John Hope, also known as Jan Hope, was a wealthy Dutch banker, participating in Hope & Co., a member of the city council and an art collector. In 1770 he was appointed as manager of the Dutch East India Company (VOC). He is also known today for his Groenendaal Park in Heemstede, where he summered on his estate. Shortly before he died he bought the nearby "Bosbeek". This estate became one of the first examples of a large garden in the 'English Style' in the Netherlands, and shaped by his second son Adrian Elias. His oldest son Thomas Hope became a designer of neoclassical interior decoration, and his youngest son Henry Philip Hope a gem collector and jewelry specialist.
The Huis te Manpad is an historical villa and former summer home of Jacob van Lennep in Heemstede, the Netherlands; bordered by the Leidsevaart canal, the Manpadslaan, and the Herenweg. It neighbors the estate of Hartekamp, famed for the gardens described by Carl Linnaeus. Both estates still have trees and other flora dating from that period.
The Clifford family was a family of bankers, merchants and regenten of English descent who were active in Amsterdam during the sixteenth through eighteenth centuries. The family originated in northern England, although the surname originated in the village of Clifford, Herefordshire. Northern England was the home of the noble Clifford family, since Roger Clifford was born in Cumberland and died in Brough Castle in Westmorland. There is no evidence that the Clifford banking family is descended from a nobleman named Clifford, who fought for William I of England.

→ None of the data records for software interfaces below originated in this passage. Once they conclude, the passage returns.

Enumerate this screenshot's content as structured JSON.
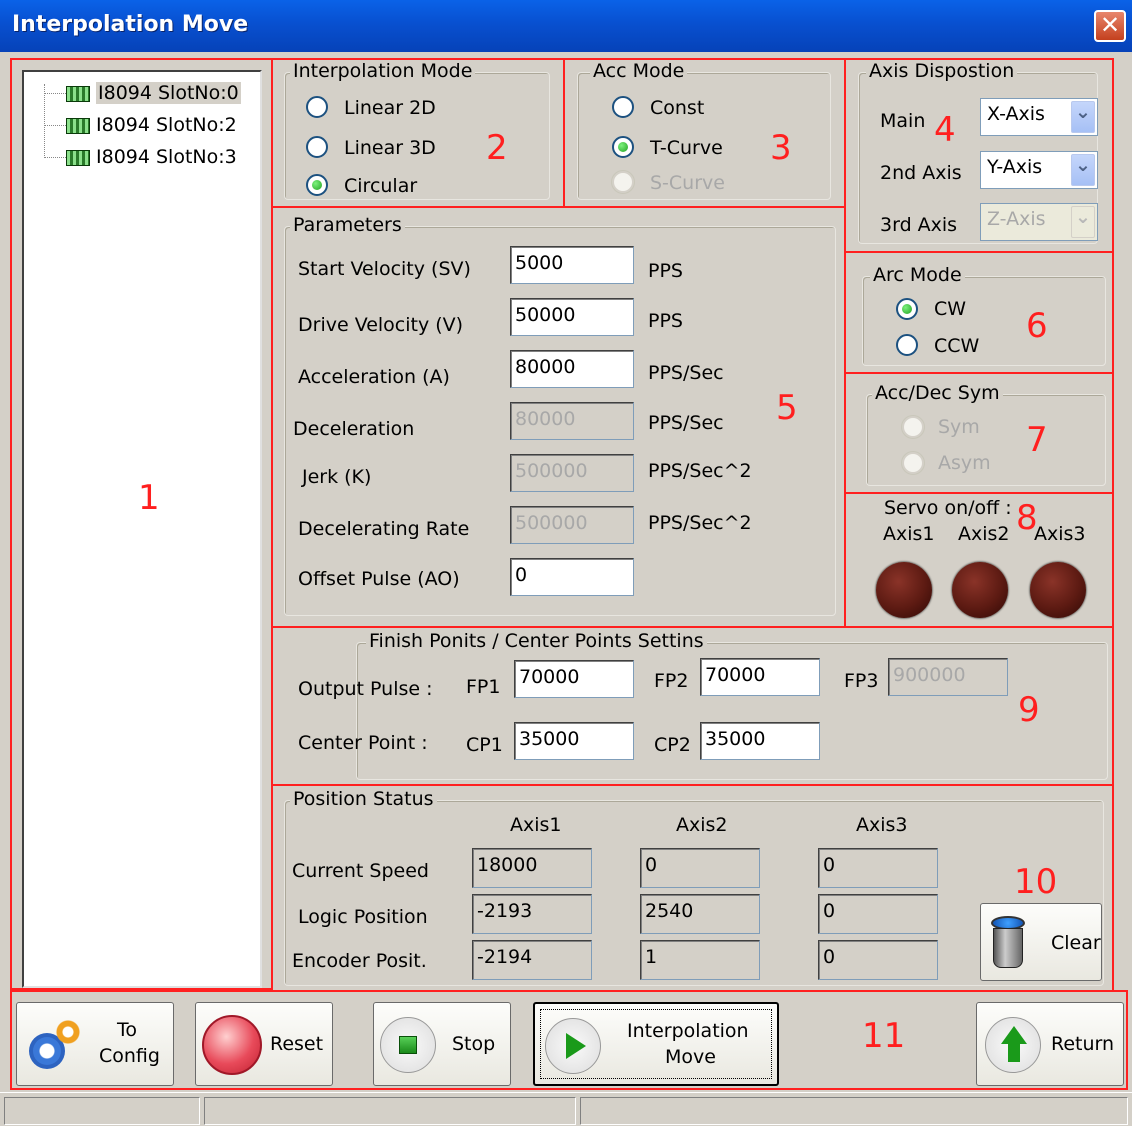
{
  "window": {
    "title": "Interpolation Move",
    "close_glyph": "✕"
  },
  "tree": {
    "items": [
      {
        "label": "I8094 SlotNo:0",
        "selected": true
      },
      {
        "label": "I8094 SlotNo:2",
        "selected": false
      },
      {
        "label": "I8094 SlotNo:3",
        "selected": false
      }
    ]
  },
  "region_numbers": [
    "1",
    "2",
    "3",
    "4",
    "5",
    "6",
    "7",
    "8",
    "9",
    "10",
    "11"
  ],
  "interp_mode": {
    "title": "Interpolation Mode",
    "options": [
      {
        "label": "Linear 2D",
        "selected": false
      },
      {
        "label": "Linear 3D",
        "selected": false
      },
      {
        "label": "Circular",
        "selected": true
      }
    ]
  },
  "acc_mode": {
    "title": "Acc Mode",
    "options": [
      {
        "label": "Const",
        "selected": false,
        "enabled": true
      },
      {
        "label": "T-Curve",
        "selected": true,
        "enabled": true
      },
      {
        "label": "S-Curve",
        "selected": false,
        "enabled": false
      }
    ]
  },
  "axis_disposition": {
    "title": "Axis Dispostion",
    "rows": [
      {
        "label": "Main",
        "value": "X-Axis",
        "enabled": true
      },
      {
        "label": "2nd Axis",
        "value": "Y-Axis",
        "enabled": true
      },
      {
        "label": "3rd Axis",
        "value": "Z-Axis",
        "enabled": false
      }
    ],
    "arrow_glyph": "⌄"
  },
  "parameters": {
    "title": "Parameters",
    "rows": [
      {
        "label": "Start Velocity (SV)",
        "value": "5000",
        "unit": "PPS",
        "enabled": true
      },
      {
        "label": "Drive Velocity (V)",
        "value": "50000",
        "unit": "PPS",
        "enabled": true
      },
      {
        "label": "Acceleration (A)",
        "value": "80000",
        "unit": "PPS/Sec",
        "enabled": true
      },
      {
        "label": "Deceleration",
        "value": "80000",
        "unit": "PPS/Sec",
        "enabled": false
      },
      {
        "label": "Jerk (K)",
        "value": "500000",
        "unit": "PPS/Sec^2",
        "enabled": false
      },
      {
        "label": "Decelerating Rate",
        "value": "500000",
        "unit": "PPS/Sec^2",
        "enabled": false
      },
      {
        "label": "Offset Pulse (AO)",
        "value": "0",
        "unit": "",
        "enabled": true
      }
    ]
  },
  "arc_mode": {
    "title": "Arc Mode",
    "options": [
      {
        "label": "CW",
        "selected": true
      },
      {
        "label": "CCW",
        "selected": false
      }
    ]
  },
  "acc_dec_sym": {
    "title": "Acc/Dec Sym",
    "options": [
      {
        "label": "Sym",
        "enabled": false
      },
      {
        "label": "Asym",
        "enabled": false
      }
    ]
  },
  "servo": {
    "title": "Servo on/off :",
    "axes": [
      "Axis1",
      "Axis2",
      "Axis3"
    ]
  },
  "finish_points": {
    "title": "Finish Ponits / Center Points Settins",
    "output_label": "Output Pulse :",
    "center_label": "Center Point :",
    "fp": [
      {
        "label": "FP1",
        "value": "70000",
        "enabled": true
      },
      {
        "label": "FP2",
        "value": "70000",
        "enabled": true
      },
      {
        "label": "FP3",
        "value": "900000",
        "enabled": false
      }
    ],
    "cp": [
      {
        "label": "CP1",
        "value": "35000"
      },
      {
        "label": "CP2",
        "value": "35000"
      }
    ]
  },
  "position_status": {
    "title": "Position Status",
    "columns": [
      "Axis1",
      "Axis2",
      "Axis3"
    ],
    "rows": [
      {
        "label": "Current Speed",
        "values": [
          "18000",
          "0",
          "0"
        ]
      },
      {
        "label": "Logic Position",
        "values": [
          "-2193",
          "2540",
          "0"
        ]
      },
      {
        "label": "Encoder Posit.",
        "values": [
          "-2194",
          "1",
          "0"
        ]
      }
    ],
    "clear_label": "Clear"
  },
  "buttons": {
    "to_config_line1": "To",
    "to_config_line2": "Config",
    "reset": "Reset",
    "stop": "Stop",
    "interp_line1": "Interpolation",
    "interp_line2": "Move",
    "return": "Return"
  },
  "colors": {
    "region_border": "#ff2020",
    "region_number": "#ff1f1f",
    "title_bar": "#0850d0",
    "window_bg": "#d4d0c8"
  }
}
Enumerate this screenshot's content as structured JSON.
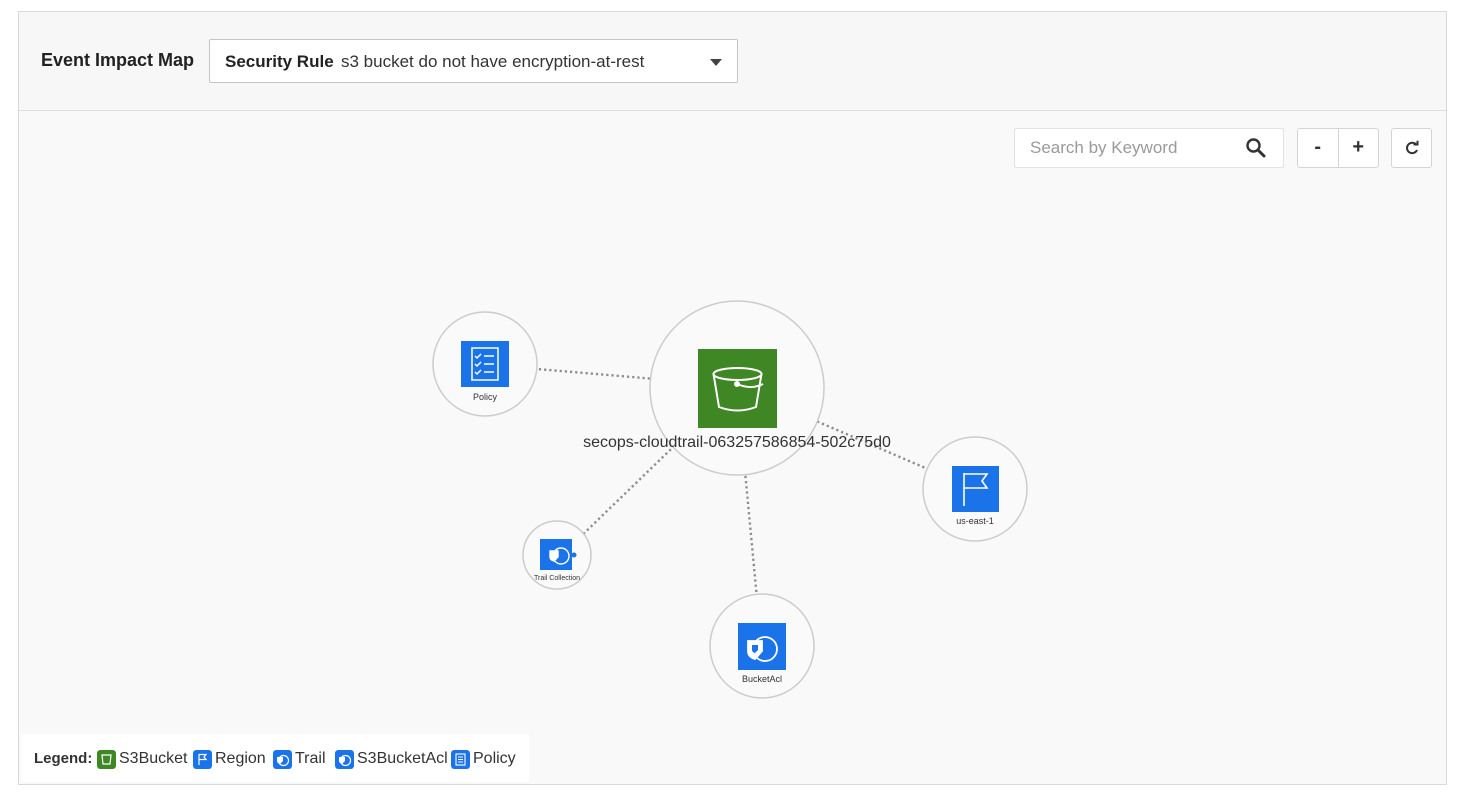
{
  "header": {
    "title": "Event Impact Map",
    "rule_key": "Security Rule",
    "rule_value": "s3 bucket do not have encryption-at-rest"
  },
  "toolbar": {
    "search_placeholder": "Search by Keyword",
    "zoom_out": "-",
    "zoom_in": "+"
  },
  "graph": {
    "center": {
      "label": "secops-cloudtrail-063257586854-502c75d0",
      "icon": "s3-bucket-icon",
      "color": "#3f8624"
    },
    "nodes": [
      {
        "label": "Policy",
        "icon": "policy-icon"
      },
      {
        "label": "us-east-1",
        "icon": "region-flag-icon"
      },
      {
        "label": "Trail Collection",
        "icon": "trail-icon"
      },
      {
        "label": "BucketAcl",
        "icon": "bucket-acl-icon"
      }
    ]
  },
  "legend": {
    "label": "Legend:",
    "items": [
      {
        "label": "S3Bucket",
        "icon": "s3-bucket-icon",
        "color": "#3f8624"
      },
      {
        "label": "Region",
        "icon": "region-flag-icon",
        "color": "#1a73e8"
      },
      {
        "label": "Trail",
        "icon": "trail-icon",
        "color": "#1a73e8"
      },
      {
        "label": "S3BucketAcl",
        "icon": "bucket-acl-icon",
        "color": "#1a73e8"
      },
      {
        "label": "Policy",
        "icon": "policy-icon",
        "color": "#1a73e8"
      }
    ]
  },
  "colors": {
    "accent_blue": "#1a73e8",
    "s3_green": "#3f8624"
  }
}
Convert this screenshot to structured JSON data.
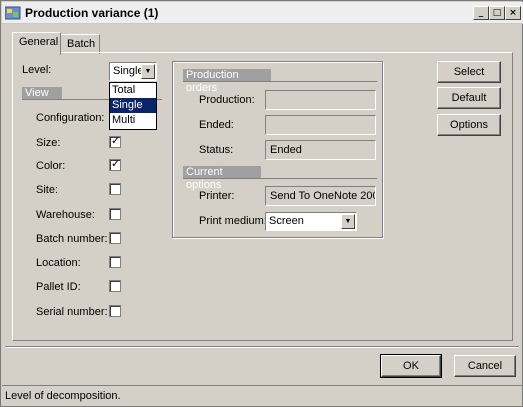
{
  "window": {
    "title": "Production variance (1)",
    "controls": {
      "minimize": "_",
      "maximize": "□",
      "close": "×"
    }
  },
  "tabs": [
    {
      "label": "General",
      "active": true
    },
    {
      "label": "Batch",
      "active": false
    }
  ],
  "level": {
    "label": "Level:",
    "value": "Single",
    "options": [
      "Total",
      "Single",
      "Multi"
    ],
    "selected_option": "Single"
  },
  "view": {
    "header": "View",
    "items": [
      {
        "label": "Configuration:",
        "checked": false
      },
      {
        "label": "Size:",
        "checked": true
      },
      {
        "label": "Color:",
        "checked": true
      },
      {
        "label": "Site:",
        "checked": false
      },
      {
        "label": "Warehouse:",
        "checked": false
      },
      {
        "label": "Batch number:",
        "checked": false
      },
      {
        "label": "Location:",
        "checked": false
      },
      {
        "label": "Pallet ID:",
        "checked": false
      },
      {
        "label": "Serial number:",
        "checked": false
      }
    ]
  },
  "production_orders": {
    "header": "Production orders",
    "production_label": "Production:",
    "production_value": "",
    "ended_label": "Ended:",
    "ended_value": "",
    "status_label": "Status:",
    "status_value": "Ended"
  },
  "current_options": {
    "header": "Current options",
    "printer_label": "Printer:",
    "printer_value": "Send To OneNote 200",
    "print_medium_label": "Print medium:",
    "print_medium_value": "Screen"
  },
  "side_buttons": {
    "select": "Select",
    "default": "Default",
    "options": "Options"
  },
  "footer_buttons": {
    "ok": "OK",
    "cancel": "Cancel"
  },
  "status_bar": {
    "text": "Level of decomposition."
  },
  "colors": {
    "face": "#d4d0c8",
    "selection": "#0a246a",
    "section_header": "#a0a0a0"
  }
}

Iepenrode, or Ipenrode, is the name of a villa in Heemstede, the Netherlands, between the Leidsevaart and Herenweg, located north of Huis te Manpad and south of Berkenrode. It was once the summer home of various mayors (burgemeesters) of Haarlem and is currently privately owned.
Restaurant De Oude Geleerde Man is a defunct restaurant in Bennebroek, in the Netherlands. It was a fine dining restaurant that was awarded one Michelin star in 1980 and retained that rating until 1990. The restaurant closed down shortly after 1991.
Maria Machteld van Sypesteyn (1724–1774) was a painter from the Netherlands.